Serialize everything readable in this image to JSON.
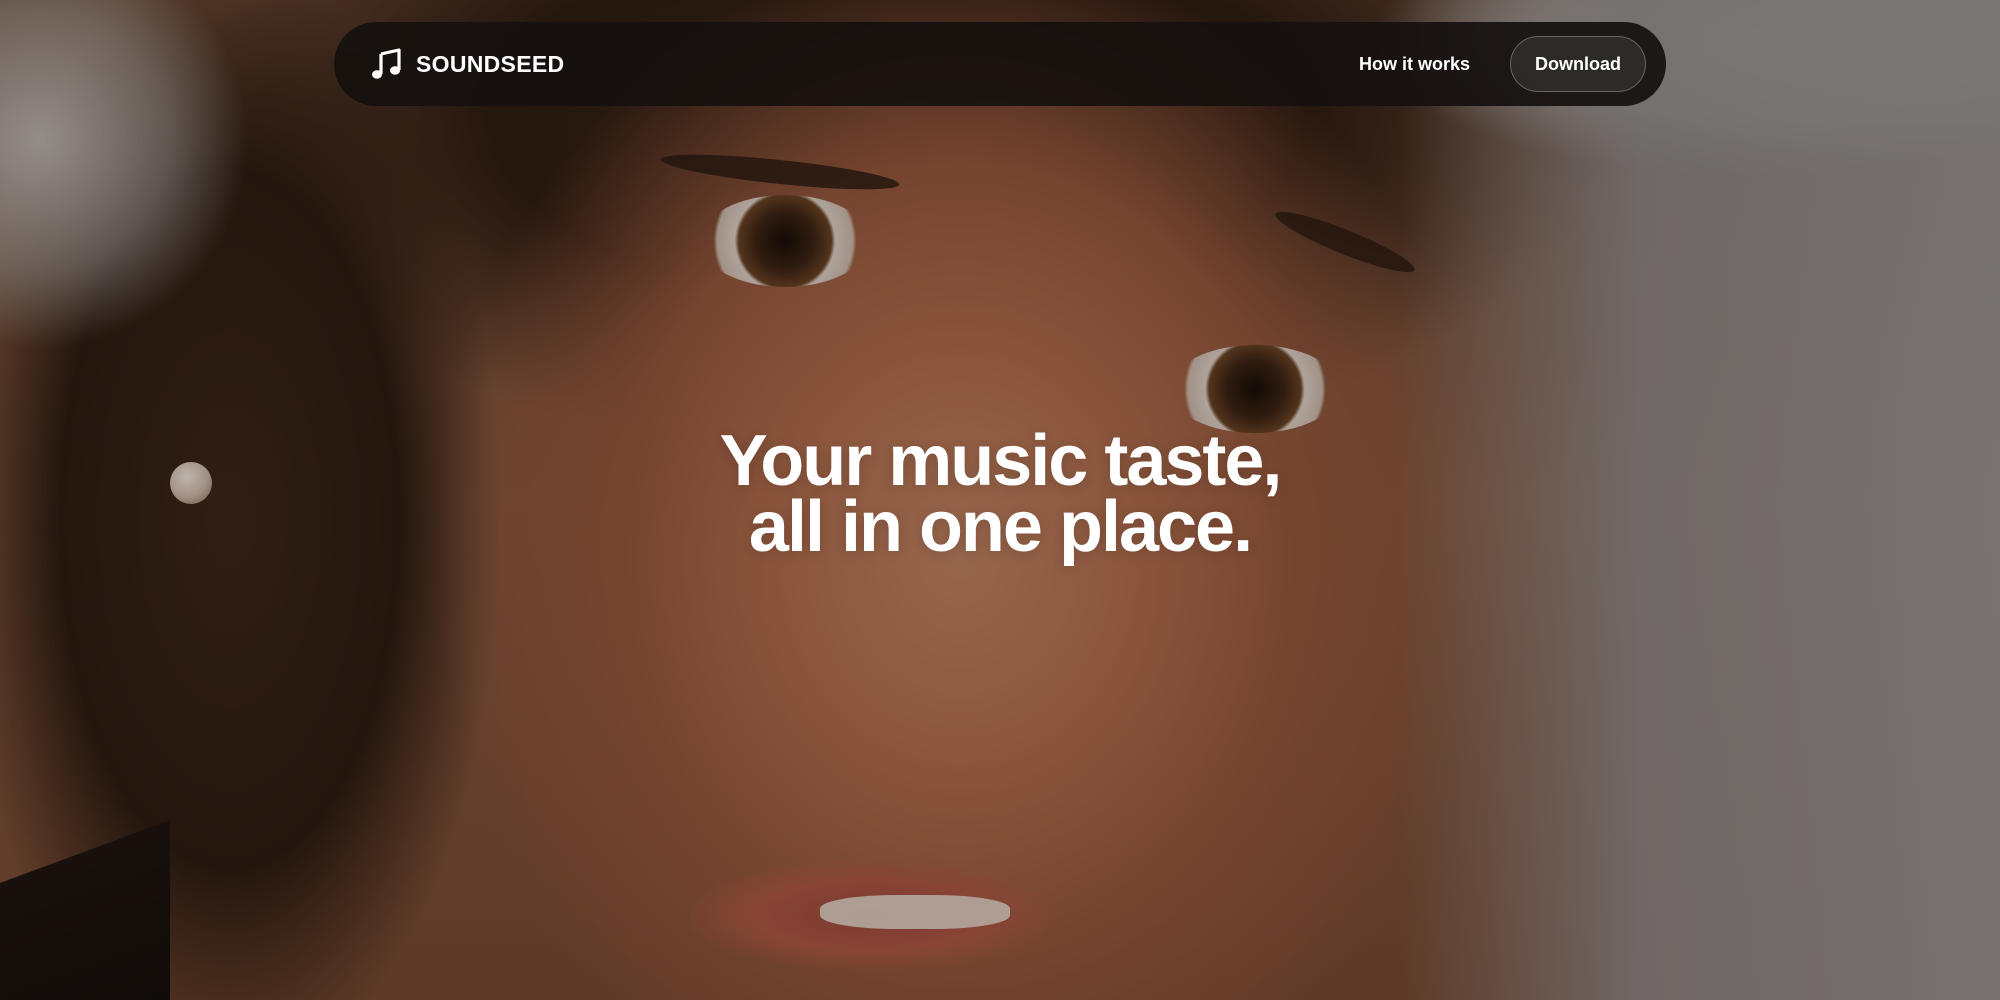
{
  "nav": {
    "brand_name": "SOUNDSEED",
    "brand_icon": "music-note-icon",
    "links": [
      {
        "label": "How it works"
      }
    ],
    "cta_label": "Download"
  },
  "hero": {
    "headline_line1": "Your music taste,",
    "headline_line2": "all in one place."
  },
  "colors": {
    "navbar_bg": "#16110f",
    "text": "#ffffff"
  }
}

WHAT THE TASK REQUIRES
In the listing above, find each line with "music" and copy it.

TASK OUTPUT
    "brand_icon": "music-note-icon",
    "headline_line1": "Your music taste,",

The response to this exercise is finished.